One of the most frustrating things that can happen when selling your home is to have your buyer back out after they’ve had your home inspected. In Florida, if the buyer included an inspection contingency in their offer, all they need to do is cite the inspection as the reason for backing out to receive their earnest money deposit. Many homeowners are surprised to discover the buyer doesn’t even need to tell you what exact issue caused them to back out. So what do you do if your buyer backs out after their home inspection?
Request a Copy of the Inspection
Many times homeowners already have a good sense of any issues with their home. If however, you aren’t sure what issue could have caused your buyer to backout requesting a copy of the home inspection is a great place to start. Offer to pay for the inspection in exchange for a copy of the report. Just remember, once you have a copy of that report you will be legally required to disclose its findings to any future buyers. If an issue came up in one inspection though, it is almost certainly going to come up again.
Getting Your Buyer Back to the Table
The old real estate saying really is true, everything is negotiable. Typically, if you can get your buyer back to the table that is always better than starting the process over. Let your buyer know that you are open to paying to fix the issues. If you can’t pay for the repairs yourself and the issues aren’t causing your house to fail inspection, you may be able to offer the buyer a credit to use towards repairs after closing. When that isn’t an option, consider if a Home Equity Line of Credit (HELOC) can help you access the cash required. Just remember, any money you borrow now will need to be paid back when you sell your home.
Preparing for Your Next Buyer
If things aren’t working with the existing buyer, think about what strategy makes sense in finding the next one.
This comes down to one of two options:
- Pay to have the problem fixed yourself
- Look for a buyer willing to address the issues after closing
Fixing the Problem Yourself
At the end of the day, the issue will likely need to be addressed before the average home buyer will close on your home. If paying for repairs is an issue, again, leveraging a HELOC may make sense. There are also loan programs such as the FHA 203K which allows both homebuyers and homeowners to finance up to $35,000 for home repairs.
Finding a Buyer That Will Fix it Themselves
When the issue involves a major component of your home and is preventing your house from qualifying for traditional financing you may want to look to all-cash buyers. All-cash buyers are typically investors that don’t use traditional mortgages and are willing to buy houses needing repairs. In fact, that’s what many of them specialize in. Just remember, investors will typically expect a reasonable discount for the time and energy needed to address these issues themselves.
To Sum it Up
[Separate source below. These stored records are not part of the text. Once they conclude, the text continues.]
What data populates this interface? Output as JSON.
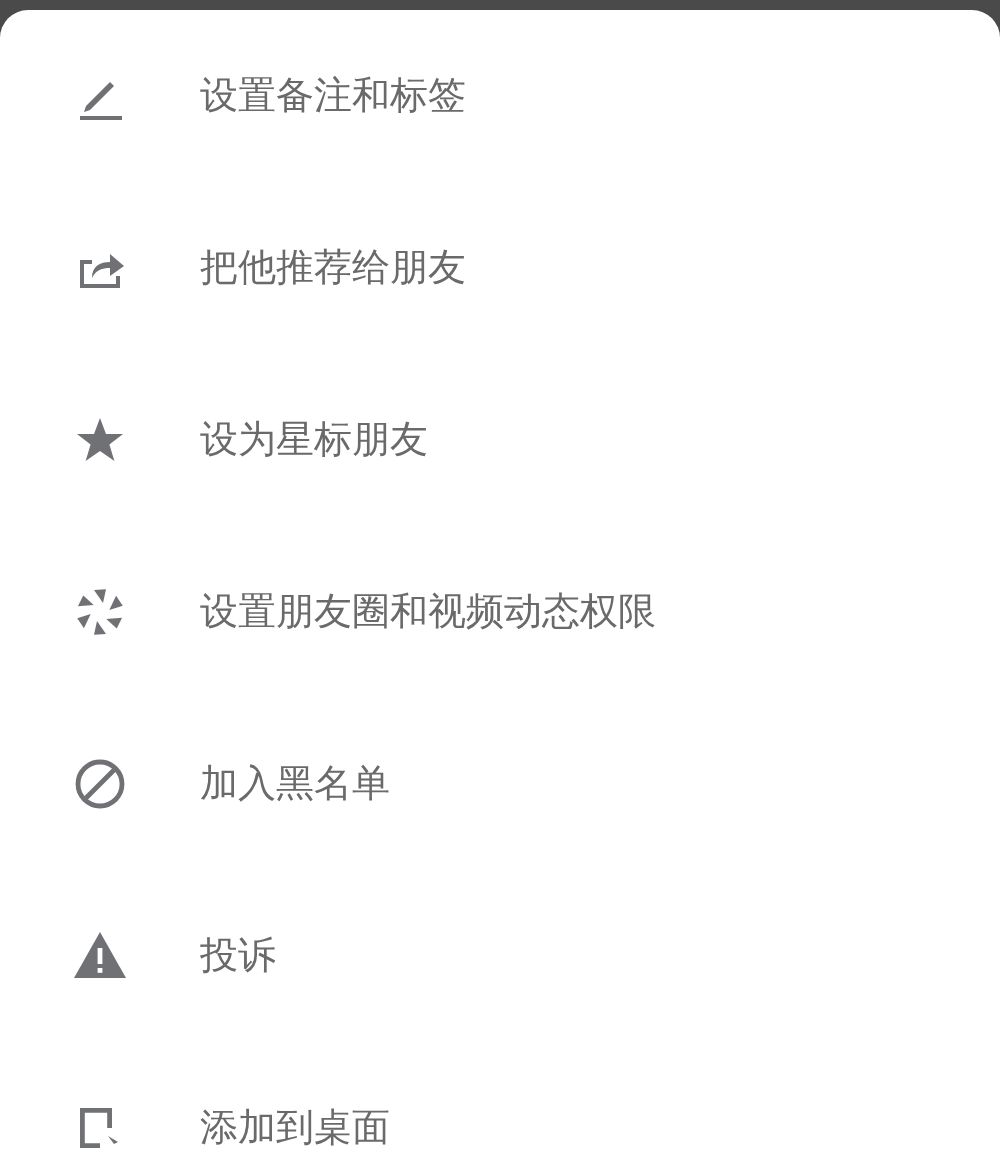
{
  "menu": {
    "items": [
      {
        "label": "设置备注和标签",
        "kind": "edit"
      },
      {
        "label": "把他推荐给朋友",
        "kind": "share"
      },
      {
        "label": "设为星标朋友",
        "kind": "star"
      },
      {
        "label": "设置朋友圈和视频动态权限",
        "kind": "aperture"
      },
      {
        "label": "加入黑名单",
        "kind": "block"
      },
      {
        "label": "投诉",
        "kind": "warning"
      },
      {
        "label": "添加到桌面",
        "kind": "desktop"
      }
    ]
  }
}
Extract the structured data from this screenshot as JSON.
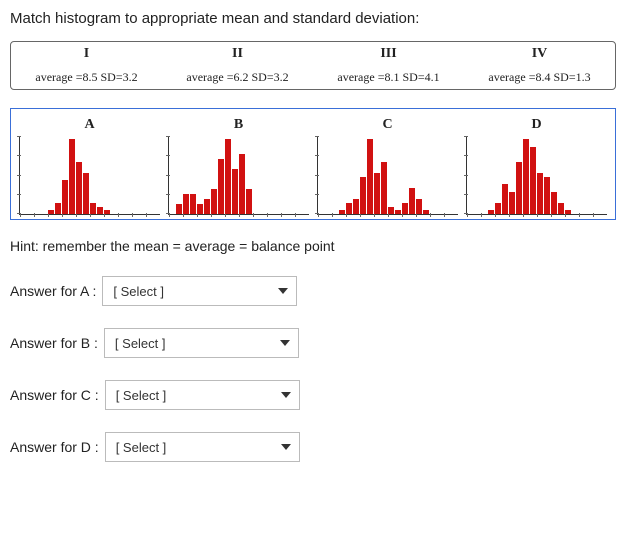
{
  "title": "Match histogram to appropriate mean and standard deviation:",
  "options": {
    "I": {
      "label": "I",
      "desc": "average =8.5  SD=3.2"
    },
    "II": {
      "label": "II",
      "desc": "average =6.2  SD=3.2"
    },
    "III": {
      "label": "III",
      "desc": "average =8.1  SD=4.1"
    },
    "IV": {
      "label": "IV",
      "desc": "average =8.4  SD=1.3"
    }
  },
  "histograms": {
    "A": {
      "label": "A"
    },
    "B": {
      "label": "B"
    },
    "C": {
      "label": "C"
    },
    "D": {
      "label": "D"
    }
  },
  "hint": "Hint: remember the mean = average = balance point",
  "answers": {
    "A": {
      "label": "Answer for A :",
      "value": "[ Select ]"
    },
    "B": {
      "label": "Answer for B :",
      "value": "[ Select ]"
    },
    "C": {
      "label": "Answer for C :",
      "value": "[ Select ]"
    },
    "D": {
      "label": "Answer for D :",
      "value": "[ Select ]"
    }
  },
  "chart_data": [
    {
      "type": "bar",
      "label": "A",
      "mean_approx": 8.4,
      "sd_approx": 1.3,
      "values": [
        0,
        0,
        0,
        0,
        2,
        6,
        18,
        40,
        28,
        22,
        6,
        4,
        2,
        0,
        0,
        0,
        0,
        0,
        0,
        0
      ],
      "ylim": [
        0,
        40
      ],
      "xlim": [
        0,
        20
      ]
    },
    {
      "type": "bar",
      "label": "B",
      "mean_approx": 6.2,
      "sd_approx": 3.2,
      "values": [
        0,
        4,
        8,
        8,
        4,
        6,
        10,
        22,
        30,
        18,
        24,
        10,
        0,
        0,
        0,
        0,
        0,
        0,
        0,
        0
      ],
      "ylim": [
        0,
        30
      ],
      "xlim": [
        0,
        20
      ]
    },
    {
      "type": "bar",
      "label": "C",
      "mean_approx": 8.1,
      "sd_approx": 4.1,
      "values": [
        0,
        0,
        0,
        2,
        6,
        8,
        20,
        40,
        22,
        28,
        4,
        2,
        6,
        14,
        8,
        2,
        0,
        0,
        0,
        0
      ],
      "ylim": [
        0,
        40
      ],
      "xlim": [
        0,
        20
      ]
    },
    {
      "type": "bar",
      "label": "D",
      "mean_approx": 8.5,
      "sd_approx": 3.2,
      "values": [
        0,
        0,
        0,
        2,
        6,
        16,
        12,
        28,
        40,
        36,
        22,
        20,
        12,
        6,
        2,
        0,
        0,
        0,
        0,
        0
      ],
      "ylim": [
        0,
        40
      ],
      "xlim": [
        0,
        20
      ]
    }
  ]
}
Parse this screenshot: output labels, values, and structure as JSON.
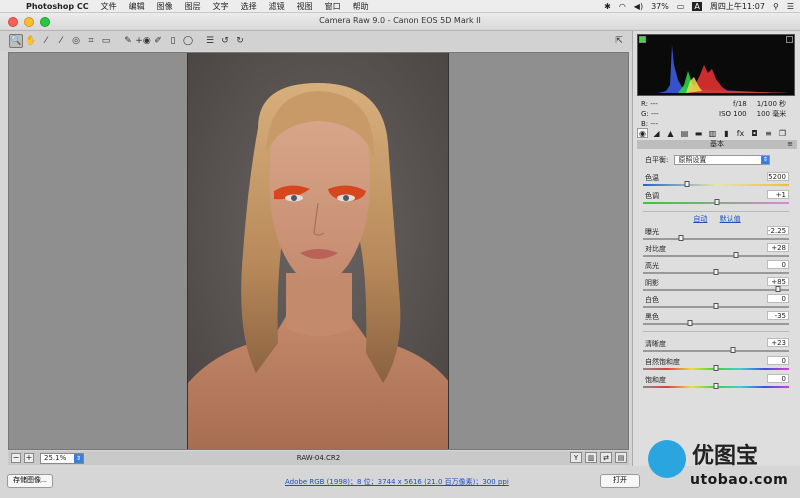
{
  "menubar": {
    "app": "Photoshop CC",
    "items": [
      "文件",
      "编辑",
      "图像",
      "图层",
      "文字",
      "选择",
      "滤镜",
      "视图",
      "窗口",
      "帮助"
    ],
    "battery": "37%",
    "input_method": "A",
    "clock": "周四上午11:07"
  },
  "window": {
    "title": "Camera Raw 9.0 - Canon EOS 5D Mark II",
    "traffic": {
      "close": "#fc5f57",
      "minimize": "#fdbc2e",
      "zoom": "#28c840"
    }
  },
  "toolbar": {
    "icons": [
      "zoom-icon",
      "hand-icon",
      "white-balance-icon",
      "color-sampler-icon",
      "target-adjust-icon",
      "crop-icon",
      "straighten-icon",
      "spot-removal-icon",
      "red-eye-icon",
      "adjustment-brush-icon",
      "graduated-filter-icon",
      "radial-filter-icon",
      "preferences-icon",
      "rotate-left-icon",
      "rotate-right-icon"
    ],
    "fullscreen_icon": "fullscreen-icon"
  },
  "status": {
    "zoom": "25.1%",
    "filename": "RAW-04.CR2"
  },
  "footer": {
    "save_label": "存储图像...",
    "workflow": "Adobe RGB (1998)；8 位；3744 x 5616 (21.0 百万像素)；300 ppi",
    "open_label": "打开"
  },
  "histogram": {
    "rgb_r": "R:  ---",
    "rgb_g": "G:  ---",
    "rgb_b": "B:  ---",
    "aperture": "f/18",
    "shutter": "1/100 秒",
    "iso": "ISO 100",
    "focal": "100 毫米"
  },
  "panel": {
    "title": "基本",
    "wb_label": "白平衡:",
    "wb_value": "原照设置",
    "auto": "自动",
    "default": "默认值",
    "sliders": {
      "temp": {
        "label": "色温",
        "value": "5200",
        "pos": 0.3
      },
      "tint": {
        "label": "色调",
        "value": "+1",
        "pos": 0.505
      },
      "exposure": {
        "label": "曝光",
        "value": "-2.25",
        "pos": 0.26
      },
      "contrast": {
        "label": "对比度",
        "value": "+28",
        "pos": 0.64
      },
      "highlights": {
        "label": "高光",
        "value": "0",
        "pos": 0.5
      },
      "shadows": {
        "label": "阴影",
        "value": "+85",
        "pos": 0.925
      },
      "whites": {
        "label": "白色",
        "value": "0",
        "pos": 0.5
      },
      "blacks": {
        "label": "黑色",
        "value": "-35",
        "pos": 0.325
      },
      "clarity": {
        "label": "清晰度",
        "value": "+23",
        "pos": 0.615
      },
      "vibrance": {
        "label": "自然饱和度",
        "value": "0",
        "pos": 0.5
      },
      "saturation": {
        "label": "饱和度",
        "value": "0",
        "pos": 0.5
      }
    }
  },
  "watermark": {
    "text": "优图宝",
    "url": "utobao.com"
  }
}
Always grab a copy of the home inspection report, or be prepared to pay for your own. Talk to your buyer to see if you can make a deal before moving on. If you can’t fix the issues yourself, and the issue is preventing buyers from getting financing, it may be time to look for a cash buyer.